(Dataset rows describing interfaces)
______________________________
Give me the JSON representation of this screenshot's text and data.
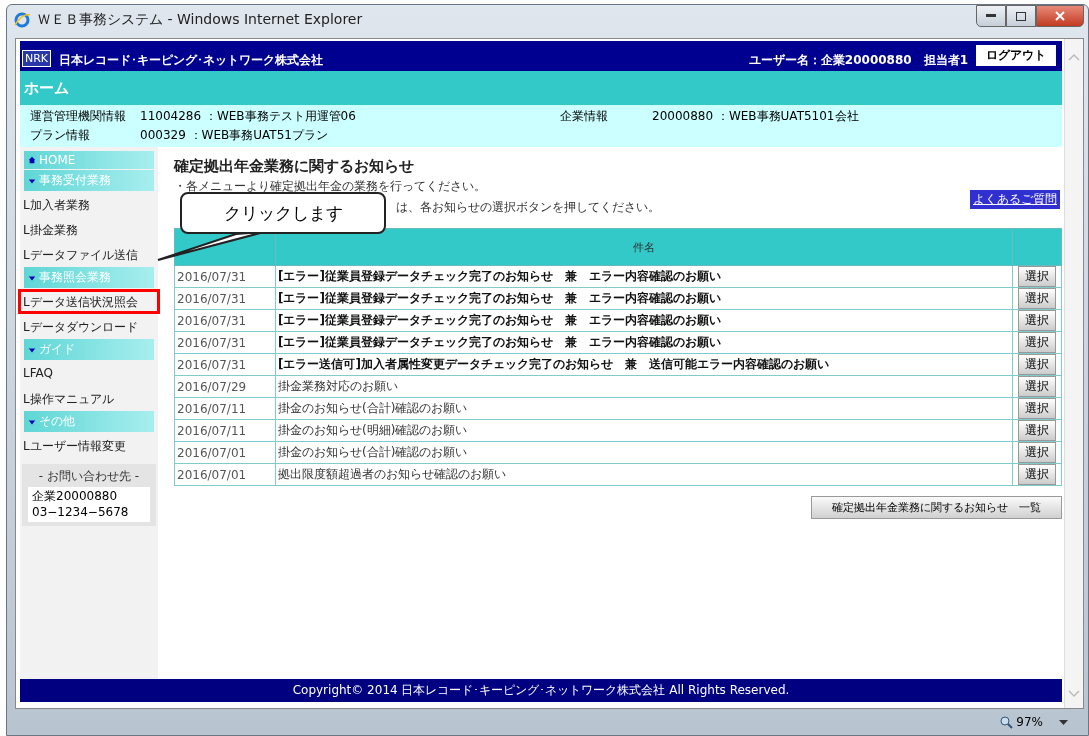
{
  "window": {
    "title": "ＷＥＢ事務システム - Windows Internet Explorer",
    "zoom": "97%"
  },
  "header": {
    "logo": "NRK",
    "company": "日本レコード･キーピング･ネットワーク株式会社",
    "user": "ユーザー名：企業20000880　担当者1",
    "logout": "ログアウト"
  },
  "page_title": "ホーム",
  "info": [
    {
      "label": "運営管理機関情報",
      "value": "11004286 ：WEB事務テスト用運管06"
    },
    {
      "label": "企業情報",
      "value": "20000880 ：WEB事務UAT5101会社"
    },
    {
      "label": "プラン情報",
      "value": "000329 ：WEB事務UAT51プラン"
    }
  ],
  "sidebar": {
    "items": [
      {
        "kind": "home",
        "label": "HOME"
      },
      {
        "kind": "section",
        "label": "事務受付業務"
      },
      {
        "kind": "link",
        "label": "L加入者業務",
        "highlighted": false
      },
      {
        "kind": "link",
        "label": "L掛金業務",
        "highlighted": false
      },
      {
        "kind": "link",
        "label": "Lデータファイル送信",
        "highlighted": false
      },
      {
        "kind": "section",
        "label": "事務照会業務"
      },
      {
        "kind": "link",
        "label": "Lデータ送信状況照会",
        "highlighted": true
      },
      {
        "kind": "link",
        "label": "Lデータダウンロード",
        "highlighted": false
      },
      {
        "kind": "section",
        "label": "ガイド"
      },
      {
        "kind": "link",
        "label": "LFAQ",
        "highlighted": false
      },
      {
        "kind": "link",
        "label": "L操作マニュアル",
        "highlighted": false
      },
      {
        "kind": "section",
        "label": "その他"
      },
      {
        "kind": "link",
        "label": "Lユーザー情報変更",
        "highlighted": false
      }
    ],
    "contact": {
      "title": "- お問い合わせ先 -",
      "lines": [
        "企業20000880",
        "03−1234−5678"
      ]
    }
  },
  "callout": "クリックします",
  "main": {
    "heading": "確定拠出年金業務に関するお知らせ",
    "notes": [
      "・各メニューより確定拠出年金の業務を行ってください。",
      "は、各お知らせの選択ボタンを押してください。"
    ],
    "faq_link": "よくあるご質問",
    "table": {
      "subject_header": "件名",
      "rows": [
        {
          "date": "2016/07/31",
          "subject": "[エラー]従業員登録データチェック完了のお知らせ　兼　エラー内容確認のお願い",
          "emphasis": true,
          "button": "選択"
        },
        {
          "date": "2016/07/31",
          "subject": "[エラー]従業員登録データチェック完了のお知らせ　兼　エラー内容確認のお願い",
          "emphasis": true,
          "button": "選択"
        },
        {
          "date": "2016/07/31",
          "subject": "[エラー]従業員登録データチェック完了のお知らせ　兼　エラー内容確認のお願い",
          "emphasis": true,
          "button": "選択"
        },
        {
          "date": "2016/07/31",
          "subject": "[エラー]従業員登録データチェック完了のお知らせ　兼　エラー内容確認のお願い",
          "emphasis": true,
          "button": "選択"
        },
        {
          "date": "2016/07/31",
          "subject": "[エラー送信可]加入者属性変更データチェック完了のお知らせ　兼　送信可能エラー内容確認のお願い",
          "emphasis": true,
          "button": "選択"
        },
        {
          "date": "2016/07/29",
          "subject": "掛金業務対応のお願い",
          "emphasis": false,
          "button": "選択"
        },
        {
          "date": "2016/07/11",
          "subject": "掛金のお知らせ(合計)確認のお願い",
          "emphasis": false,
          "button": "選択"
        },
        {
          "date": "2016/07/11",
          "subject": "掛金のお知らせ(明細)確認のお願い",
          "emphasis": false,
          "button": "選択"
        },
        {
          "date": "2016/07/01",
          "subject": "掛金のお知らせ(合計)確認のお願い",
          "emphasis": false,
          "button": "選択"
        },
        {
          "date": "2016/07/01",
          "subject": "拠出限度額超過者のお知らせ確認のお願い",
          "emphasis": false,
          "button": "選択"
        }
      ]
    },
    "list_button": "確定拠出年金業務に関するお知らせ　一覧"
  },
  "footer": "Copyright© 2014 日本レコード･キーピング･ネットワーク株式会社 All Rights Reserved."
}
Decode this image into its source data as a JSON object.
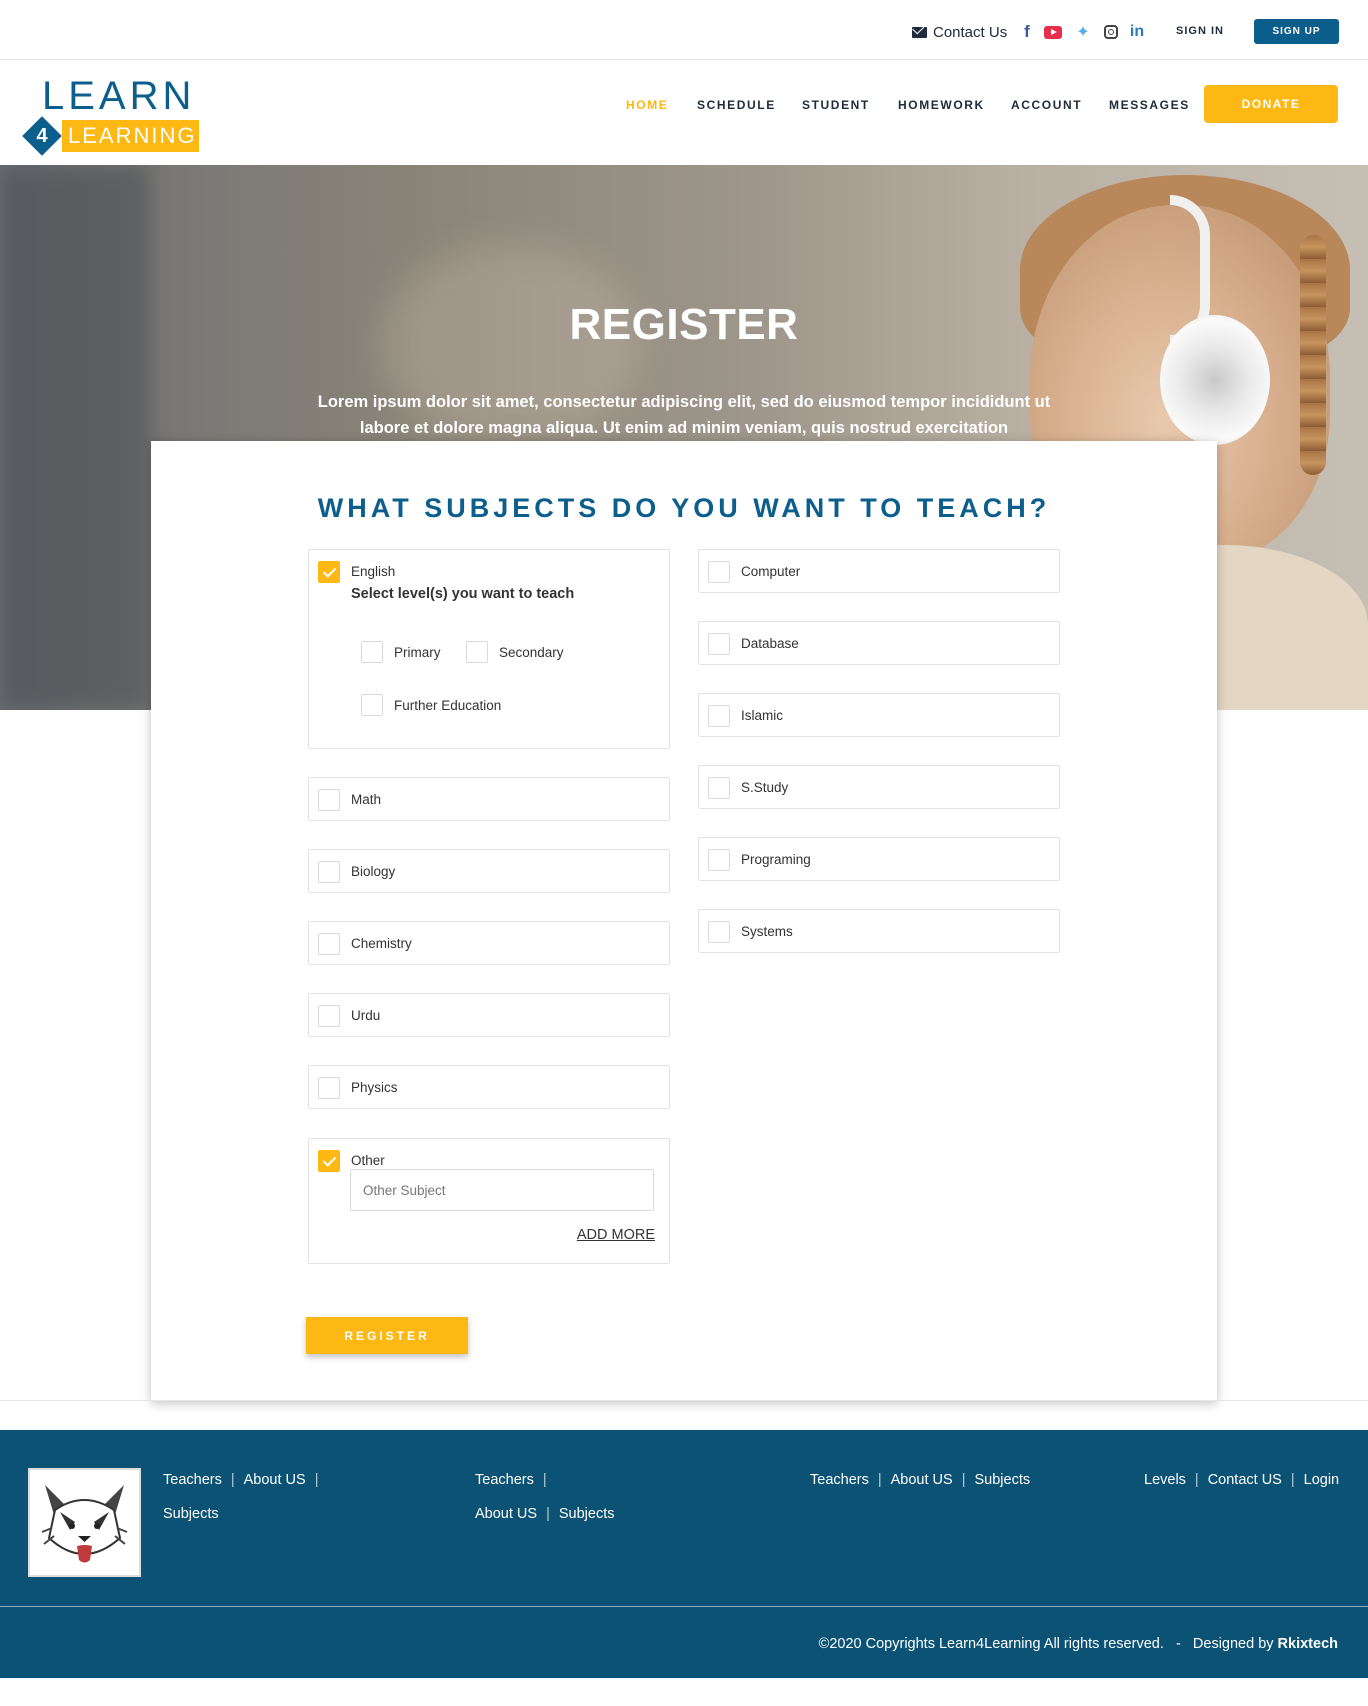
{
  "topbar": {
    "contact": "Contact Us",
    "sign_in": "SIGN IN",
    "sign_up": "SIGN UP"
  },
  "icons": {
    "mail": "envelope-icon",
    "facebook": "facebook-icon",
    "youtube": "youtube-icon",
    "twitter": "twitter-icon",
    "instagram": "instagram-icon",
    "linkedin": "linkedin-icon"
  },
  "logo": {
    "line1": "LEARN",
    "number": "4",
    "line2": "LEARNING"
  },
  "nav": {
    "items": [
      "HOME",
      "SCHEDULE",
      "STUDENT",
      "HOMEWORK",
      "ACCOUNT",
      "MESSAGES"
    ],
    "active": "HOME",
    "donate": "DONATE"
  },
  "hero": {
    "title": "REGISTER",
    "text": "Lorem ipsum dolor sit amet, consectetur adipiscing elit, sed do eiusmod tempor incididunt ut labore et dolore magna aliqua. Ut enim ad minim veniam, quis nostrud exercitation"
  },
  "form": {
    "heading": "WHAT SUBJECTS DO YOU WANT TO TEACH?",
    "english": {
      "label": "English",
      "checked": true,
      "levels_title": "Select level(s) you want to teach",
      "levels": [
        "Primary",
        "Secondary",
        "Further Education"
      ]
    },
    "left_subjects": [
      "Math",
      "Biology",
      "Chemistry",
      "Urdu",
      "Physics"
    ],
    "right_subjects": [
      "Computer",
      "Database",
      "Islamic",
      "S.Study",
      "Programing",
      "Systems"
    ],
    "other": {
      "label": "Other",
      "checked": true,
      "placeholder": "Other Subject",
      "add_more": "ADD MORE"
    },
    "register": "REGISTER"
  },
  "footer": {
    "col1": {
      "row1": [
        "Teachers",
        "About US"
      ],
      "row2": [
        "Subjects"
      ]
    },
    "col2": {
      "row1": [
        "Teachers"
      ],
      "row2": [
        "About US",
        "Subjects"
      ]
    },
    "col3": {
      "row1": [
        "Teachers",
        "About US",
        "Subjects"
      ]
    },
    "col4": {
      "row1": [
        "Levels",
        "Contact US",
        "Login"
      ]
    },
    "copyright": "©2020 Copyrights Learn4Learning All rights reserved.",
    "dash": "-",
    "designed_by": "Designed by",
    "designer": "Rkixtech"
  },
  "colors": {
    "brand_blue": "#0c5f8c",
    "accent_yellow": "#fdb813",
    "footer_blue": "#0b5274"
  }
}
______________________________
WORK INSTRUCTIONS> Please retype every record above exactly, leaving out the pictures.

RESULT OF THIS EXERCISE>
Give me the JSON representation of this screenshot's text and data.
{
  "window": {
    "title": "ＷＥＢ事務システム - Windows Internet Explorer",
    "zoom": "97%"
  },
  "header": {
    "logo": "NRK",
    "company": "日本レコード･キーピング･ネットワーク株式会社",
    "user": "ユーザー名：企業20000880　担当者1",
    "logout": "ログアウト"
  },
  "page_title": "ホーム",
  "info": [
    {
      "label": "運営管理機関情報",
      "value": "11004286 ：WEB事務テスト用運管06"
    },
    {
      "label": "企業情報",
      "value": "20000880 ：WEB事務UAT5101会社"
    },
    {
      "label": "プラン情報",
      "value": "000329 ：WEB事務UAT51プラン"
    }
  ],
  "sidebar": {
    "items": [
      {
        "kind": "home",
        "label": "HOME"
      },
      {
        "kind": "section",
        "label": "事務受付業務"
      },
      {
        "kind": "link",
        "label": "L加入者業務",
        "highlighted": false
      },
      {
        "kind": "link",
        "label": "L掛金業務",
        "highlighted": false
      },
      {
        "kind": "link",
        "label": "Lデータファイル送信",
        "highlighted": false
      },
      {
        "kind": "section",
        "label": "事務照会業務"
      },
      {
        "kind": "link",
        "label": "Lデータ送信状況照会",
        "highlighted": true
      },
      {
        "kind": "link",
        "label": "Lデータダウンロード",
        "highlighted": false
      },
      {
        "kind": "section",
        "label": "ガイド"
      },
      {
        "kind": "link",
        "label": "LFAQ",
        "highlighted": false
      },
      {
        "kind": "link",
        "label": "L操作マニュアル",
        "highlighted": false
      },
      {
        "kind": "section",
        "label": "その他"
      },
      {
        "kind": "link",
        "label": "Lユーザー情報変更",
        "highlighted": false
      }
    ],
    "contact": {
      "title": "- お問い合わせ先 -",
      "lines": [
        "企業20000880",
        "03−1234−5678"
      ]
    }
  },
  "callout": "クリックします",
  "main": {
    "heading": "確定拠出年金業務に関するお知らせ",
    "notes": [
      "・各メニューより確定拠出年金の業務を行ってください。",
      "は、各お知らせの選択ボタンを押してください。"
    ],
    "faq_link": "よくあるご質問",
    "table": {
      "subject_header": "件名",
      "rows": [
        {
          "date": "2016/07/31",
          "subject": "[エラー]従業員登録データチェック完了のお知らせ　兼　エラー内容確認のお願い",
          "emphasis": true,
          "button": "選択"
        },
        {
          "date": "2016/07/31",
          "subject": "[エラー]従業員登録データチェック完了のお知らせ　兼　エラー内容確認のお願い",
          "emphasis": true,
          "button": "選択"
        },
        {
          "date": "2016/07/31",
          "subject": "[エラー]従業員登録データチェック完了のお知らせ　兼　エラー内容確認のお願い",
          "emphasis": true,
          "button": "選択"
        },
        {
          "date": "2016/07/31",
          "subject": "[エラー]従業員登録データチェック完了のお知らせ　兼　エラー内容確認のお願い",
          "emphasis": true,
          "button": "選択"
        },
        {
          "date": "2016/07/31",
          "subject": "[エラー送信可]加入者属性変更データチェック完了のお知らせ　兼　送信可能エラー内容確認のお願い",
          "emphasis": true,
          "button": "選択"
        },
        {
          "date": "2016/07/29",
          "subject": "掛金業務対応のお願い",
          "emphasis": false,
          "button": "選択"
        },
        {
          "date": "2016/07/11",
          "subject": "掛金のお知らせ(合計)確認のお願い",
          "emphasis": false,
          "button": "選択"
        },
        {
          "date": "2016/07/11",
          "subject": "掛金のお知らせ(明細)確認のお願い",
          "emphasis": false,
          "button": "選択"
        },
        {
          "date": "2016/07/01",
          "subject": "掛金のお知らせ(合計)確認のお願い",
          "emphasis": false,
          "button": "選択"
        },
        {
          "date": "2016/07/01",
          "subject": "拠出限度額超過者のお知らせ確認のお願い",
          "emphasis": false,
          "button": "選択"
        }
      ]
    },
    "list_button": "確定拠出年金業務に関するお知らせ　一覧"
  },
  "footer": "Copyright© 2014 日本レコード･キーピング･ネットワーク株式会社 All Rights Reserved."
}
Decode this image into its source data as a JSON object.
{
  "topbar": {
    "contact": "Contact Us",
    "sign_in": "SIGN IN",
    "sign_up": "SIGN UP"
  },
  "icons": {
    "mail": "envelope-icon",
    "facebook": "facebook-icon",
    "youtube": "youtube-icon",
    "twitter": "twitter-icon",
    "instagram": "instagram-icon",
    "linkedin": "linkedin-icon"
  },
  "logo": {
    "line1": "LEARN",
    "number": "4",
    "line2": "LEARNING"
  },
  "nav": {
    "items": [
      "HOME",
      "SCHEDULE",
      "STUDENT",
      "HOMEWORK",
      "ACCOUNT",
      "MESSAGES"
    ],
    "active": "HOME",
    "donate": "DONATE"
  },
  "hero": {
    "title": "REGISTER",
    "text": "Lorem ipsum dolor sit amet, consectetur adipiscing elit, sed do eiusmod tempor incididunt ut labore et dolore magna aliqua. Ut enim ad minim veniam, quis nostrud exercitation"
  },
  "form": {
    "heading": "WHAT SUBJECTS DO YOU WANT TO TEACH?",
    "english": {
      "label": "English",
      "checked": true,
      "levels_title": "Select level(s) you want to teach",
      "levels": [
        "Primary",
        "Secondary",
        "Further Education"
      ]
    },
    "left_subjects": [
      "Math",
      "Biology",
      "Chemistry",
      "Urdu",
      "Physics"
    ],
    "right_subjects": [
      "Computer",
      "Database",
      "Islamic",
      "S.Study",
      "Programing",
      "Systems"
    ],
    "other": {
      "label": "Other",
      "checked": true,
      "placeholder": "Other Subject",
      "add_more": "ADD MORE"
    },
    "register": "REGISTER"
  },
  "footer": {
    "col1": {
      "row1": [
        "Teachers",
        "About US"
      ],
      "row2": [
        "Subjects"
      ]
    },
    "col2": {
      "row1": [
        "Teachers"
      ],
      "row2": [
        "About US",
        "Subjects"
      ]
    },
    "col3": {
      "row1": [
        "Teachers",
        "About US",
        "Subjects"
      ]
    },
    "col4": {
      "row1": [
        "Levels",
        "Contact US",
        "Login"
      ]
    },
    "copyright": "©2020 Copyrights Learn4Learning All rights reserved.",
    "dash": "-",
    "designed_by": "Designed by",
    "designer": "Rkixtech"
  },
  "colors": {
    "brand_blue": "#0c5f8c",
    "accent_yellow": "#fdb813",
    "footer_blue": "#0b5274"
  }
}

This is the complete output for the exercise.